  5. ^ Tomkinson, Alan E., and Zachary B. Mackey. "Structure and Function of Mammalian DNA Ligases." Mutation Research/DNA Repair 407.1 (1998): 1-9. Print.
  6. ^ Hung, Mien-Chie, and Pieter C. Wensink. "Different Restriction Enzyme-generated Sticky DNA Ends Can Be Joined in Vitro." Nucleic Acids Research 12.4 (1984): 1863-874. Print.
  7. ^ "Ch 20." Avonapbio /. N.p., n.d. Web. 20 Nov. 2012. <http://avonapbio.pbworks.com/w/page/9429274/Ch%2020>.
  8. ^ Lodish, Harvey, Arnold Berk, Chris A. Kaiser, Monty Kriger, Anthony Bretscher, Hidde Ploegh, Angelika Amon, and Matthew P. Scott. Molecular Cell Biology. 7th ed. New York: W.H. Freeman and, 2013. Print.
  9. ^ Lodish, Harvey, Arnold Berk, Chris A. Kaiser, Monty Kriger, Anthony Bretscher, Hidde Ploegh, Angelika Amon, and Matthew P. Scott. Molecular Cell Biology. 7th ed. New York: W.H. Freeman and, 2013. Print.
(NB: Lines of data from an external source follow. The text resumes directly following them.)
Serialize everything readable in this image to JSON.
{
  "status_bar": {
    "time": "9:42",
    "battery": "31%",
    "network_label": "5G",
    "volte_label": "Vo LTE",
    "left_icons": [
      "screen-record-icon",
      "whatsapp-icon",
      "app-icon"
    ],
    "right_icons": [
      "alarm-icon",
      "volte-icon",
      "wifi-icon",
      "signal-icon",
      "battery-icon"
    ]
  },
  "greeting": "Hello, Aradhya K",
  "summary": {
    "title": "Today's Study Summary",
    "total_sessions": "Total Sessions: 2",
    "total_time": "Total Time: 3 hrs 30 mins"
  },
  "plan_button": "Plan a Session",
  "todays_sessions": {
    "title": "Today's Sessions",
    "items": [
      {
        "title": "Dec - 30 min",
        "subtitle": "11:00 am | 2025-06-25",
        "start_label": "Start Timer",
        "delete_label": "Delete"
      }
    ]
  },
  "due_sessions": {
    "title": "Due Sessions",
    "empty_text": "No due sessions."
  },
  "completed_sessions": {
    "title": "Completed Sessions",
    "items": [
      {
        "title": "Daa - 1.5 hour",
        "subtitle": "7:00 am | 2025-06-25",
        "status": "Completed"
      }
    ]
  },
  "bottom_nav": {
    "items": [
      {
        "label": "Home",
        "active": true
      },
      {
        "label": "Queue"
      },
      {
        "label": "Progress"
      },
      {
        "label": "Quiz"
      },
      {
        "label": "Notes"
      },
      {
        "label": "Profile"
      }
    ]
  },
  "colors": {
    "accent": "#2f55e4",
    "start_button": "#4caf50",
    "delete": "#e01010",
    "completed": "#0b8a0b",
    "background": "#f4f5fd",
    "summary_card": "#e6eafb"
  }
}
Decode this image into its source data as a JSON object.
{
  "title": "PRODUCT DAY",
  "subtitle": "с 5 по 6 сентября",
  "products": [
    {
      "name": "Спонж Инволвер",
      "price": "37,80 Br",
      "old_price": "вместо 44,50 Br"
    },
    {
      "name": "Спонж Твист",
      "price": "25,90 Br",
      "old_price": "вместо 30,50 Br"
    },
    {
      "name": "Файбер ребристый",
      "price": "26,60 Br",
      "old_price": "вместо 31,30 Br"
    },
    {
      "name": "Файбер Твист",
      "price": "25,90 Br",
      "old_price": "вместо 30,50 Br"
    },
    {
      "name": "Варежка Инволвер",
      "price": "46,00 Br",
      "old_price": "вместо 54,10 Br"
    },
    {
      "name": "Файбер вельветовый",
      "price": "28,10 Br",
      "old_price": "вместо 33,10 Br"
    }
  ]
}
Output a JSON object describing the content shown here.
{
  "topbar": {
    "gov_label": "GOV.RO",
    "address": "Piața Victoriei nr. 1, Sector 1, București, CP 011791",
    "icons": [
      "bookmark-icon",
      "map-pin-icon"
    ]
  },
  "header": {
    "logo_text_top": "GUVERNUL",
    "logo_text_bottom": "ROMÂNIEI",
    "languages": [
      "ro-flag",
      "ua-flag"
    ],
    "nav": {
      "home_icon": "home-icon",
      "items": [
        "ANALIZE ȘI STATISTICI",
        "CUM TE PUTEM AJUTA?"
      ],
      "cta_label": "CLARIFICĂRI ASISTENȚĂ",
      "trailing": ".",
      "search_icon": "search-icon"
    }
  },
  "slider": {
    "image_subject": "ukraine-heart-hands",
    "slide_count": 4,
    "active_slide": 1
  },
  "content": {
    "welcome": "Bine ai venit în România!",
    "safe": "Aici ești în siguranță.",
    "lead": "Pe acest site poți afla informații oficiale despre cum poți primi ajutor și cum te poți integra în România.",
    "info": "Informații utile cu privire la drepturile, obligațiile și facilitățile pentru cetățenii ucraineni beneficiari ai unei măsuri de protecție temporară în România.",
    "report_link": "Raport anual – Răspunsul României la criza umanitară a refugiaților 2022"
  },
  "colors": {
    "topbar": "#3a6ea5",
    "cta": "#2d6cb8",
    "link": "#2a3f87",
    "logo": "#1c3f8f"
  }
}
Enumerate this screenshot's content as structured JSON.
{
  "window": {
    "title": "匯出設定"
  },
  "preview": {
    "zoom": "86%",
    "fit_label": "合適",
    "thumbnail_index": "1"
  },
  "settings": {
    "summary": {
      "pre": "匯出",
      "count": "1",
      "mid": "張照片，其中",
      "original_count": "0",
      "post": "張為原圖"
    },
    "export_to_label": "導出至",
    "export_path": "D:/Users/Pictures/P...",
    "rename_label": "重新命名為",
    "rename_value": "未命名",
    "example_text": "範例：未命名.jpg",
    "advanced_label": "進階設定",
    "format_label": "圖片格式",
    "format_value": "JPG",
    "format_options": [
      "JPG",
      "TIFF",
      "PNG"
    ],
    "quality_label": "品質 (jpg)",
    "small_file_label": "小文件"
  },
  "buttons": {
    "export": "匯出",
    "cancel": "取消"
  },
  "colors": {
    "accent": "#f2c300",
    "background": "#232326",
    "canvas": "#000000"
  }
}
  10. ^ Hua, Xhang J., and Ming Xu. "DNA Fragmentation in Apoptosis." Cell Research 10 (2000): 205-11. Nature. 17 July 2000. Web. 19 Nov. 2012.
  11. ^ Lodish, Harvey, Arnold Berk, Chris A. Kaiser, Monty Kriger, Anthony Bretscher, Hidde Ploegh, Angelika Amon, and Matthew P. Scott. Molecular Cell Biology. 7th ed. New York: W.H. Freeman and, 2013. Print.
  12. ^ Bortner, Carl D., Nicklas B.E. Oldenburg, and John A. Cidlowski. "The Role of DNA Fragmentation in Apoptosis." Trends in Cell Biology 5.1 (1995): 21-26. Print.
  13. ^ Jog, Neelakshi R., Lorenza Frisoni, Qin Shi, Marc Monestier, Sairy Hernandez, Joe Craft, Eline T. Luning Prak, and Roberto Caricchio. "Caspase-activated DNase Is Required for Maintenance of Tolerance to Lupus Nuclear Autoantigens." Arthritis and Rheumatism 64.4 (2012): 1247-256. Print.
  14. ^ Kutscher, Daniel, Alfred Pingoud, Albert Jeltsch, and Gregor Meiss. "Identification of ICAD-derived Peptides Capable of Inhibiting Caspase-activated DNase." FEBS Journal 279.16 (2012): 2917-928. Print.
  15. ^ Bortner, Carl D., Nicklas B.E. Oldenburg, and John A. Cidlowski. "The Role of DNA Fragmentation in Apoptosis." Trends in Cell Biology 5.1 (1995): 21-26. Print.
  16. ^ Bessman, JD. "Red Blood Cell Fragmentation. Improved Detection and Identification of Causes." American Journal of Clinical Pathology 90.3 (1988): 268-73. Print.
  17. ^ "Schistocytes." Schistocytes. N.p., n.d. Web. 20 Nov. 2012. <http://ahdc.vet.cornell.edu/clinpath/modules/rbcmorph/schisto.htm>.
  18. ^ Sun, J. G., A. Jurisicova, and R. F. Casper. "Detection of Deoxyribonucleic Acid Fragmentation in Human Sperm: Correlation with Fertilization in Vitro." Biology of Reproduction 56.3 (1997): 602-07. Print.